* [What the task requires]: Go through the entries one line at a time, and gather every line that has the word "Yerel".
===== Dataset =====
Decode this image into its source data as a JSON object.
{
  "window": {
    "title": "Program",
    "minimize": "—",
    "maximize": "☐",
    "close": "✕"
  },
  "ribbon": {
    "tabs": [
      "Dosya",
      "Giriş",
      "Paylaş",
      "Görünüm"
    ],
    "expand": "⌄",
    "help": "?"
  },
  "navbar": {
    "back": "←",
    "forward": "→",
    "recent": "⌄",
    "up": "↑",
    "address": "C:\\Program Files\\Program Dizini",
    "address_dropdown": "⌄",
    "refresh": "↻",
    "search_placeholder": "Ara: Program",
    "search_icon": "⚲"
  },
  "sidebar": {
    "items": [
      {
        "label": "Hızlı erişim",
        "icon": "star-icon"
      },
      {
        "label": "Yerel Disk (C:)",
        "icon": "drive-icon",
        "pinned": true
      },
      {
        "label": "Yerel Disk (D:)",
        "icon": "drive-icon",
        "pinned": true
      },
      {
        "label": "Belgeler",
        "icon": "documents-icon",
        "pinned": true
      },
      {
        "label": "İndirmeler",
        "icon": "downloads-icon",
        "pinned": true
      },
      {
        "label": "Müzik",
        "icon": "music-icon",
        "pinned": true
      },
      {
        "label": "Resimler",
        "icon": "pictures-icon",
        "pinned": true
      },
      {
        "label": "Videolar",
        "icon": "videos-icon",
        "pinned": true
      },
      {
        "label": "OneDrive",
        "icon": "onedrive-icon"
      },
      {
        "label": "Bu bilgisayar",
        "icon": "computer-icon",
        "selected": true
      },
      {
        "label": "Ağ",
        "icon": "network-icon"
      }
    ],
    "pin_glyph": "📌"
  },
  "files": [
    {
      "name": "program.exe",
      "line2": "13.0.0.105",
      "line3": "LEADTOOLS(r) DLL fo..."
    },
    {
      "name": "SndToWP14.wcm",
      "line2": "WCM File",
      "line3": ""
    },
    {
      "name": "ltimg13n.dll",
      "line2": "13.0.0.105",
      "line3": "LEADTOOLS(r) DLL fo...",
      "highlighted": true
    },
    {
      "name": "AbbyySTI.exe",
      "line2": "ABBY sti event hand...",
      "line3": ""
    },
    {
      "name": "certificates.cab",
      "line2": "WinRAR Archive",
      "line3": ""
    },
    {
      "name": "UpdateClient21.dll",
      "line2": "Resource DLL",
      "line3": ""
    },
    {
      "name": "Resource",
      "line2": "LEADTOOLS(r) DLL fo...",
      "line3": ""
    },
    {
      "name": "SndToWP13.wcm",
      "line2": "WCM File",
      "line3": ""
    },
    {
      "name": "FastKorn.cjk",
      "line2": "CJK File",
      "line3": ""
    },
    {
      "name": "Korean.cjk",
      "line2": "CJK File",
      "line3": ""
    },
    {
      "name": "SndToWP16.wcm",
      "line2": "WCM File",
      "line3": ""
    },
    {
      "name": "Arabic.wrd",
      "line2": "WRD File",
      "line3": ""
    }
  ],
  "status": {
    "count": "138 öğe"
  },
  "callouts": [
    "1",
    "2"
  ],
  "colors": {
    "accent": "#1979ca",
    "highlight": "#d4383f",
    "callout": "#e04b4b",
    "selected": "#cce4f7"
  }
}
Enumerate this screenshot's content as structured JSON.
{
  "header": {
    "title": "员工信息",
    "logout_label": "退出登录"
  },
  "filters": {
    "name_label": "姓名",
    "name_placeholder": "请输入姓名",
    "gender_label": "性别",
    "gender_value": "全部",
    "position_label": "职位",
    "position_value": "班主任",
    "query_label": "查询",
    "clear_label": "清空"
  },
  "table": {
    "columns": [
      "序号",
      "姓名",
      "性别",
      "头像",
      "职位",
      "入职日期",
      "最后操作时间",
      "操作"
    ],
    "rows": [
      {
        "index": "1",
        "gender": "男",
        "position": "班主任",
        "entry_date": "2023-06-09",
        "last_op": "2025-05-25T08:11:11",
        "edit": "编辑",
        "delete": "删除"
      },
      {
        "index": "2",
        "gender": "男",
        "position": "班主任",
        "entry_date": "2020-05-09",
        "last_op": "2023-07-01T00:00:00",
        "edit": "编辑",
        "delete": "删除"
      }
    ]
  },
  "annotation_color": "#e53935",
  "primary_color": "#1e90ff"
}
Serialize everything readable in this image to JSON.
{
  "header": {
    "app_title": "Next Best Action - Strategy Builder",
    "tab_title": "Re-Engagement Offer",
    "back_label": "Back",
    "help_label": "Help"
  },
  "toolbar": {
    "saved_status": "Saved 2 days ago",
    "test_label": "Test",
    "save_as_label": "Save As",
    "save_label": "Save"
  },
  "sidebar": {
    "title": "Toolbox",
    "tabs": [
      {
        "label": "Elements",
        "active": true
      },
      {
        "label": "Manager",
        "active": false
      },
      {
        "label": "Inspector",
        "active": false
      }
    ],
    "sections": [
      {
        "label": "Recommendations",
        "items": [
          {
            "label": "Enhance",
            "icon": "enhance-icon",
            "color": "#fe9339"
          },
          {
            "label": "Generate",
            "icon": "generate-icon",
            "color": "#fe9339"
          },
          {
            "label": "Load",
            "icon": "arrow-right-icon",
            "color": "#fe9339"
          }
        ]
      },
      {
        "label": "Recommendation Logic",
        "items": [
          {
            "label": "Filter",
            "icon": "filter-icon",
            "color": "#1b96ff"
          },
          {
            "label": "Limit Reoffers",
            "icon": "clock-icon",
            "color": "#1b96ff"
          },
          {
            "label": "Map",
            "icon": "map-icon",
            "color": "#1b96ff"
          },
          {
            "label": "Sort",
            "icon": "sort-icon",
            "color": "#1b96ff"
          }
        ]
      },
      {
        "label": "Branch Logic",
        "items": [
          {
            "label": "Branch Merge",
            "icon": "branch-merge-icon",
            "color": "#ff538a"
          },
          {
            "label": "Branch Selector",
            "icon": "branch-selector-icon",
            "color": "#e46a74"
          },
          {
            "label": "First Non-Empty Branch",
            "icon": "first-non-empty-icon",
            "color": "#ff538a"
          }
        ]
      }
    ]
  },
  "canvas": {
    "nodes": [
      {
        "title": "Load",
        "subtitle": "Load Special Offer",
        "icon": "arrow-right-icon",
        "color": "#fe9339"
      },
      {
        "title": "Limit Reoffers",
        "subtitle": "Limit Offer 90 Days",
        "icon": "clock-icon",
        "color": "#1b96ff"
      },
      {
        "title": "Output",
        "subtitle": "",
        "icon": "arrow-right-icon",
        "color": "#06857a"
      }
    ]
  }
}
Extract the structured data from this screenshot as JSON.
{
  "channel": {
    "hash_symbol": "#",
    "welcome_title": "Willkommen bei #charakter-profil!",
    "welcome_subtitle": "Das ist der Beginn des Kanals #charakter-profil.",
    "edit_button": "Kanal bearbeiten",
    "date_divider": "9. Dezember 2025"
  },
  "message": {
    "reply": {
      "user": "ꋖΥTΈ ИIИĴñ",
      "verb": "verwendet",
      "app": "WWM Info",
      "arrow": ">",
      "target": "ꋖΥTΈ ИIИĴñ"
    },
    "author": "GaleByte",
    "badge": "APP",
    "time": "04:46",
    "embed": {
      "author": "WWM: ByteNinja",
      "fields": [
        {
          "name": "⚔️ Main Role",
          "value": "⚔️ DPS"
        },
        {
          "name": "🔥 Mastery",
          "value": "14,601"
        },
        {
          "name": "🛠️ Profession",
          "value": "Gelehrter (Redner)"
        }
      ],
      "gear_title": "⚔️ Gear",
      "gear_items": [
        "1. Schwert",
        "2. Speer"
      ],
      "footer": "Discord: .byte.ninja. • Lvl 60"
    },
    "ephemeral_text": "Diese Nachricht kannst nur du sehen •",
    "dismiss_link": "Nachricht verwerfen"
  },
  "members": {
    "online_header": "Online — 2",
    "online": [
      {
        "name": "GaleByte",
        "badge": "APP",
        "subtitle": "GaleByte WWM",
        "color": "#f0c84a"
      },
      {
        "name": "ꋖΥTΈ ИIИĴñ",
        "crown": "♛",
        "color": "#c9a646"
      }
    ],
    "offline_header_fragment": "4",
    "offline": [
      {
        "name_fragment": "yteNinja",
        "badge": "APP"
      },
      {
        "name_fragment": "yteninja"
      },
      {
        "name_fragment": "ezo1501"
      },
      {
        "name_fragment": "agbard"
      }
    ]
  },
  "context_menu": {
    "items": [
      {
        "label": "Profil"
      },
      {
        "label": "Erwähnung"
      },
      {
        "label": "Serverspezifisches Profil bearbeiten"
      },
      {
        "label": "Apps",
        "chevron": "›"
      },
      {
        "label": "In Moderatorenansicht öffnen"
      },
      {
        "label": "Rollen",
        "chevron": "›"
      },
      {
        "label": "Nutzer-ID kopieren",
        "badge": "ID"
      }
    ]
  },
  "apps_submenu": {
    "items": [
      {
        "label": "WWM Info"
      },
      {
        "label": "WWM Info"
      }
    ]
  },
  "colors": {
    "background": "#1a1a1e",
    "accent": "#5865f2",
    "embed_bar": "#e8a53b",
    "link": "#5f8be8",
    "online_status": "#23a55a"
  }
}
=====
* [Output of the exercise]:
        "label": "Yerel Disk (C:)",
        "label": "Yerel Disk (D:)",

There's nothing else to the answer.